Rounding out the top three was a woman, a nun named Sister Olympia who placed four orders in 1849. Her high number of orders reflects the work of a woman in education (in May 1849, for example, she ordered fifty catechisms).  As a member of the Sisters of Charity of St. Joseph, Sister Olympia worked at St. Vincent’s Free School in St. Louis where she could put her catechisms to use teaching the city’s growing Catholic youth.

In all, 1849 is a great year for analysis, one that has been well-identified in terms of purchasers (relative to the other years studied, it has a much small percentage of unidentified purchasers). With a good understanding of who the individuals making purchases were and where they were located, we can begin to look at what they were buying. Bianca has done amazing work analyzing the works purchased in 1846, noting that nearly 350 unique items were purchased in that year. 1849 has fewer purchases than 1846, but I anticipate that it has as much variation in the titles sold.

A typical page from the ledger, showing orders in June 1849 from Father Siegrist, Father Dahmen, and Sister Genevieve.

A typical page from the ledger, showing orders in June 1849 from Father Siegrist, Father Dahmen, and Sister Genevieve.

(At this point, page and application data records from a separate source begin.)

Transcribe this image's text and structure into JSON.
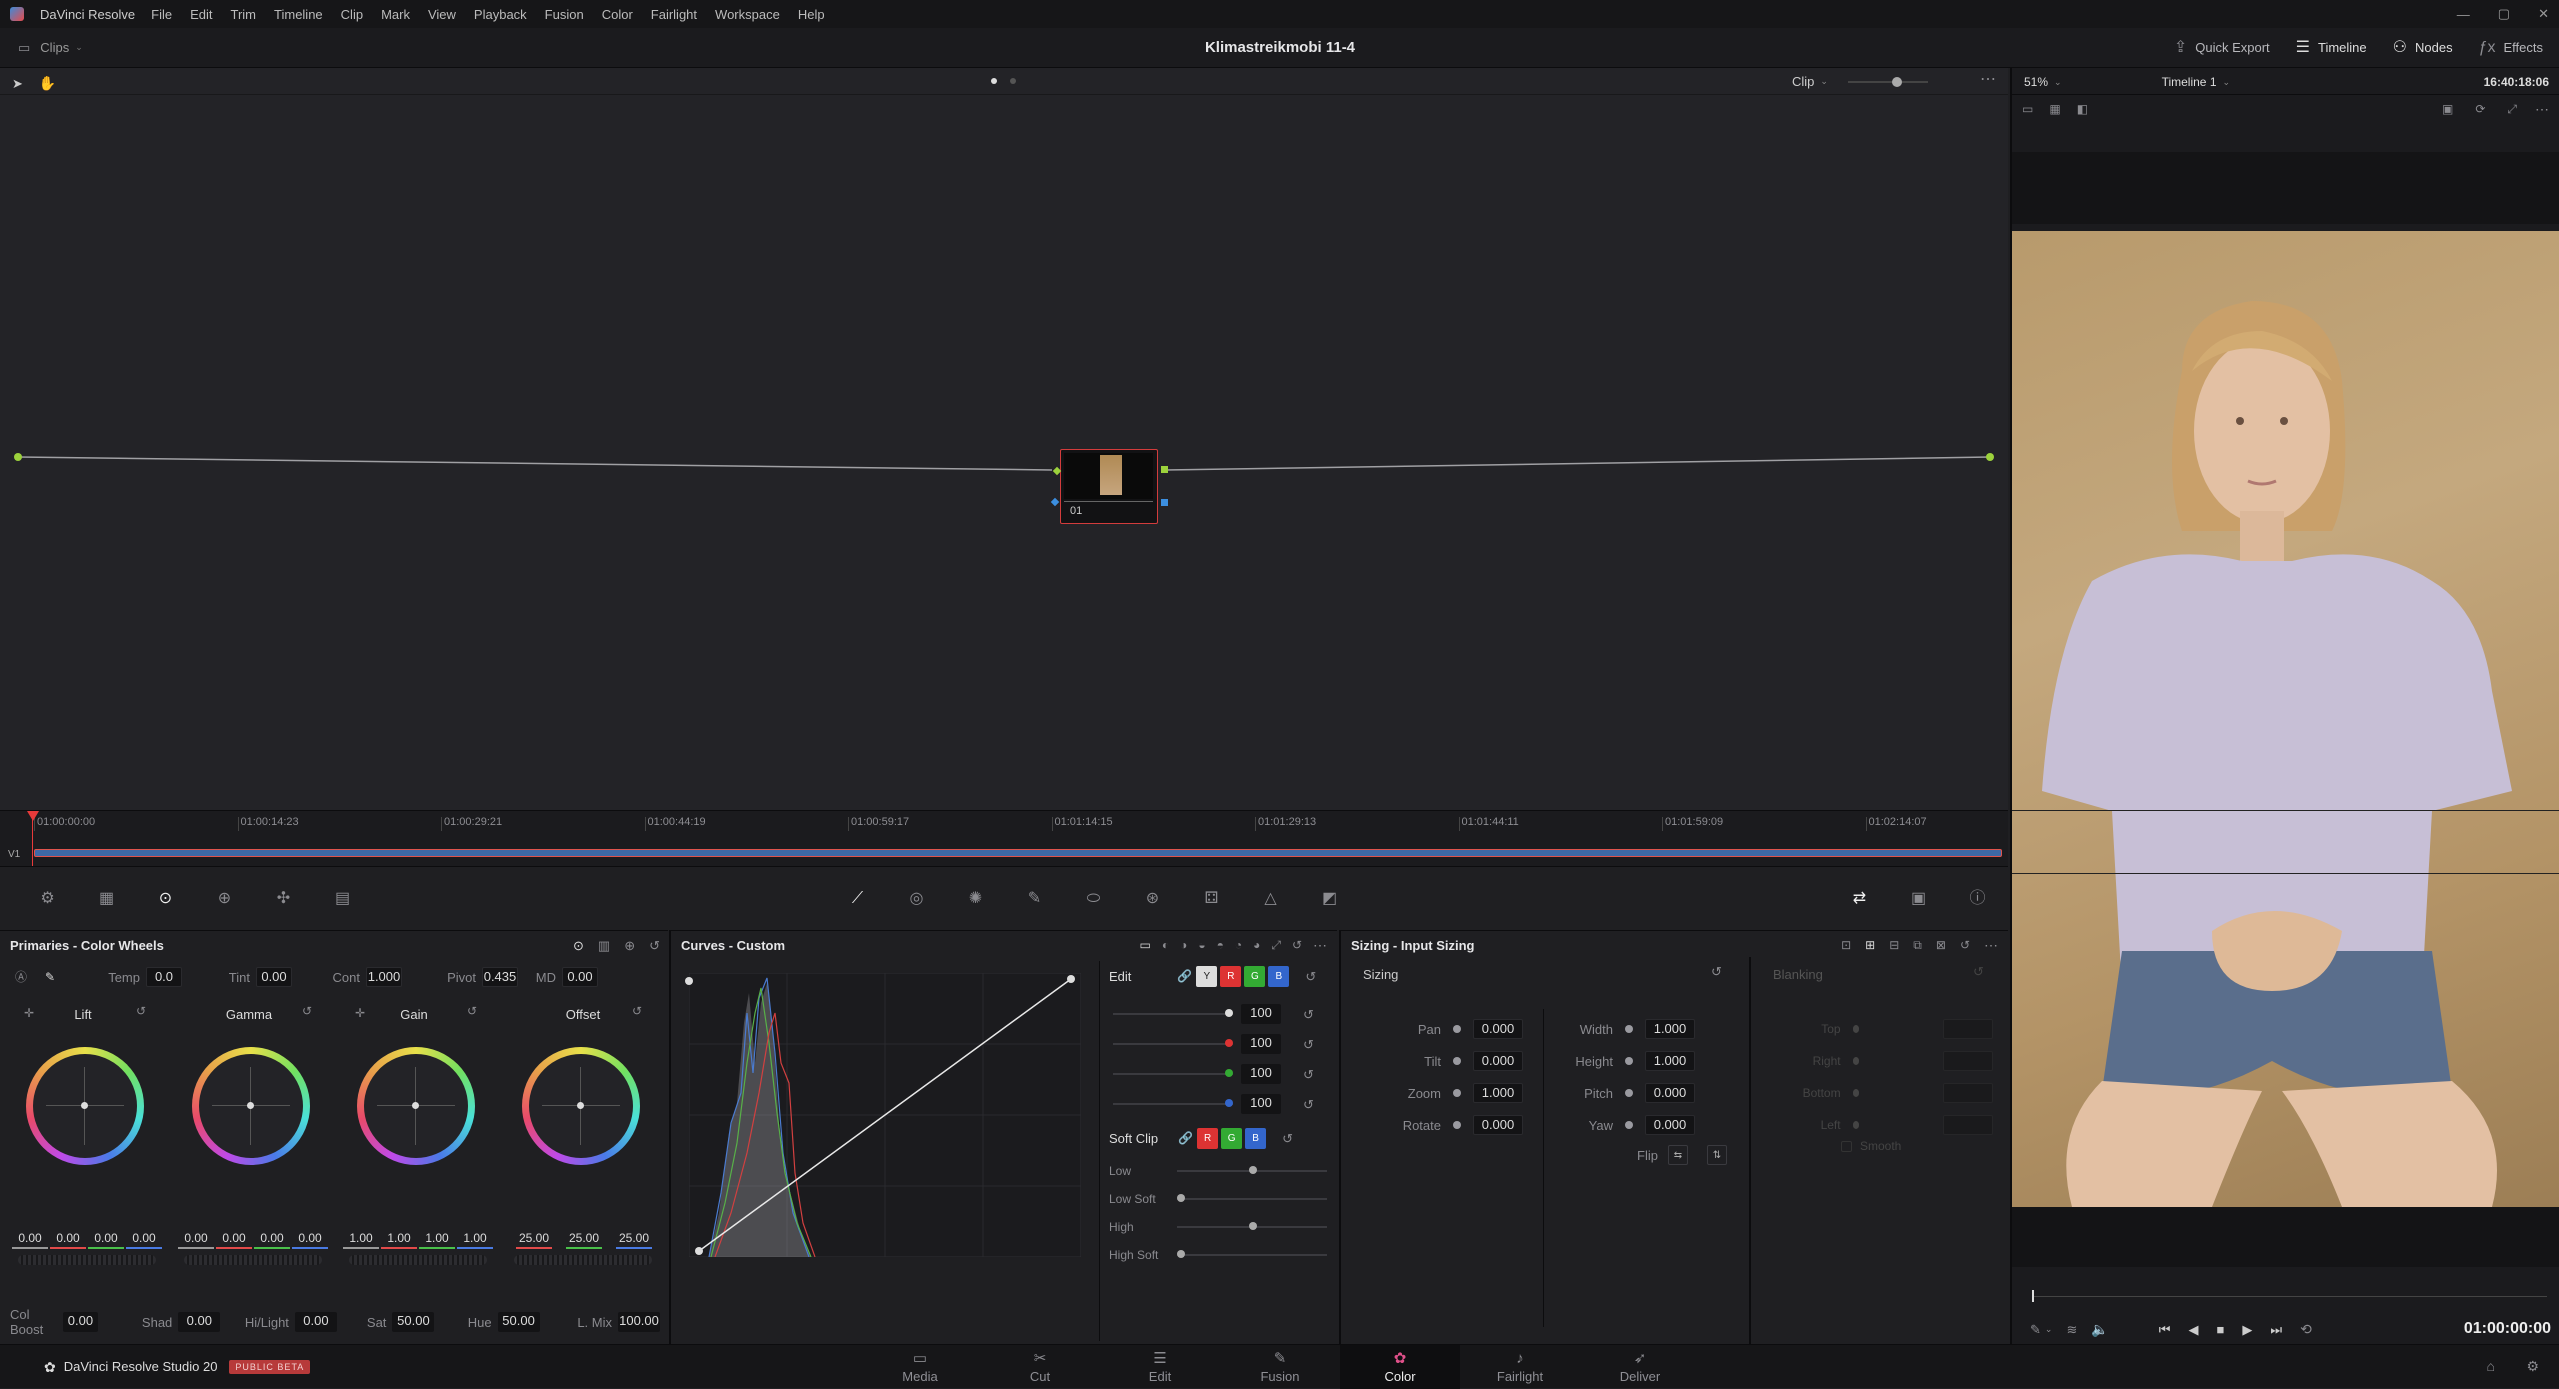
{
  "menubar": {
    "app": "DaVinci Resolve",
    "items": [
      "File",
      "Edit",
      "Trim",
      "Timeline",
      "Clip",
      "Mark",
      "View",
      "Playback",
      "Fusion",
      "Color",
      "Fairlight",
      "Workspace",
      "Help"
    ]
  },
  "toolbar": {
    "clips": "Clips",
    "project_title": "Klimastreikmobi 11-4",
    "quick_export": "Quick Export",
    "timeline": "Timeline",
    "nodes": "Nodes",
    "effects": "Effects"
  },
  "node_header": {
    "clip_mode": "Clip",
    "zoom": "51%",
    "timeline_name": "Timeline 1",
    "timecode": "16:40:18:06"
  },
  "node": {
    "label": "01"
  },
  "ruler": {
    "ticks": [
      "01:00:00:00",
      "01:00:14:23",
      "01:00:29:21",
      "01:00:44:19",
      "01:00:59:17",
      "01:01:14:15",
      "01:01:29:13",
      "01:01:44:11",
      "01:01:59:09",
      "01:02:14:07"
    ],
    "track": "V1"
  },
  "primaries": {
    "title": "Primaries - Color Wheels",
    "top": [
      {
        "label": "Temp",
        "value": "0.0"
      },
      {
        "label": "Tint",
        "value": "0.00"
      },
      {
        "label": "Cont",
        "value": "1.000"
      },
      {
        "label": "Pivot",
        "value": "0.435"
      },
      {
        "label": "MD",
        "value": "0.00"
      }
    ],
    "wheels": [
      {
        "name": "Lift",
        "values": [
          "0.00",
          "0.00",
          "0.00",
          "0.00"
        ]
      },
      {
        "name": "Gamma",
        "values": [
          "0.00",
          "0.00",
          "0.00",
          "0.00"
        ]
      },
      {
        "name": "Gain",
        "values": [
          "1.00",
          "1.00",
          "1.00",
          "1.00"
        ]
      },
      {
        "name": "Offset",
        "values": [
          "25.00",
          "25.00",
          "25.00"
        ]
      }
    ],
    "bottom": [
      {
        "label": "Col Boost",
        "value": "0.00"
      },
      {
        "label": "Shad",
        "value": "0.00"
      },
      {
        "label": "Hi/Light",
        "value": "0.00"
      },
      {
        "label": "Sat",
        "value": "50.00"
      },
      {
        "label": "Hue",
        "value": "50.00"
      },
      {
        "label": "L. Mix",
        "value": "100.00"
      }
    ]
  },
  "curves": {
    "title": "Curves - Custom",
    "edit_label": "Edit",
    "channels": [
      "Y",
      "R",
      "G",
      "B"
    ],
    "intensity": [
      "100",
      "100",
      "100",
      "100"
    ],
    "soft_clip": "Soft Clip",
    "soft_rows": [
      "Low",
      "Low Soft",
      "High",
      "High Soft"
    ]
  },
  "sizing": {
    "title": "Sizing - Input Sizing",
    "sub": "Sizing",
    "left": [
      {
        "label": "Pan",
        "value": "0.000"
      },
      {
        "label": "Tilt",
        "value": "0.000"
      },
      {
        "label": "Zoom",
        "value": "1.000"
      },
      {
        "label": "Rotate",
        "value": "0.000"
      }
    ],
    "right": [
      {
        "label": "Width",
        "value": "1.000"
      },
      {
        "label": "Height",
        "value": "1.000"
      },
      {
        "label": "Pitch",
        "value": "0.000"
      },
      {
        "label": "Yaw",
        "value": "0.000"
      }
    ],
    "flip": "Flip",
    "blanking": "Blanking",
    "blank_rows": [
      "Top",
      "Right",
      "Bottom",
      "Left"
    ],
    "smooth": "Smooth"
  },
  "viewer": {
    "timecode": "01:00:00:00"
  },
  "brand": {
    "name": "DaVinci Resolve Studio 20",
    "badge": "PUBLIC BETA"
  },
  "nav": [
    "Media",
    "Cut",
    "Edit",
    "Fusion",
    "Color",
    "Fairlight",
    "Deliver"
  ],
  "colors": {
    "accent": "#e83a3a",
    "panel": "#1f1f22",
    "dark": "#141416"
  }
}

Over the next few weeks, I will begin marking each item ordered in 1849, organizing them by order number to keep track of who was buying what. By the end, I should be left with a list that shows each respective book ordered, the number of transactions that included a specific book, the number of copies sold in each transaction, and the price charged per copy in each order. Creating this list will open a number of different paths for further analysis, including comparing the prices the Jesuits charged their respective customers and which books were most widely bought. However, I am most excited to use the list of titles to begin investigating what these books said about mid-century Catholicism. I hope to conduct research on the titles, producing at a minimum a few sentences on each work in order to understand what these pioneer priests and Catholics were reading. My work for the last few months has been building towards this study and I am excited to begin working on it.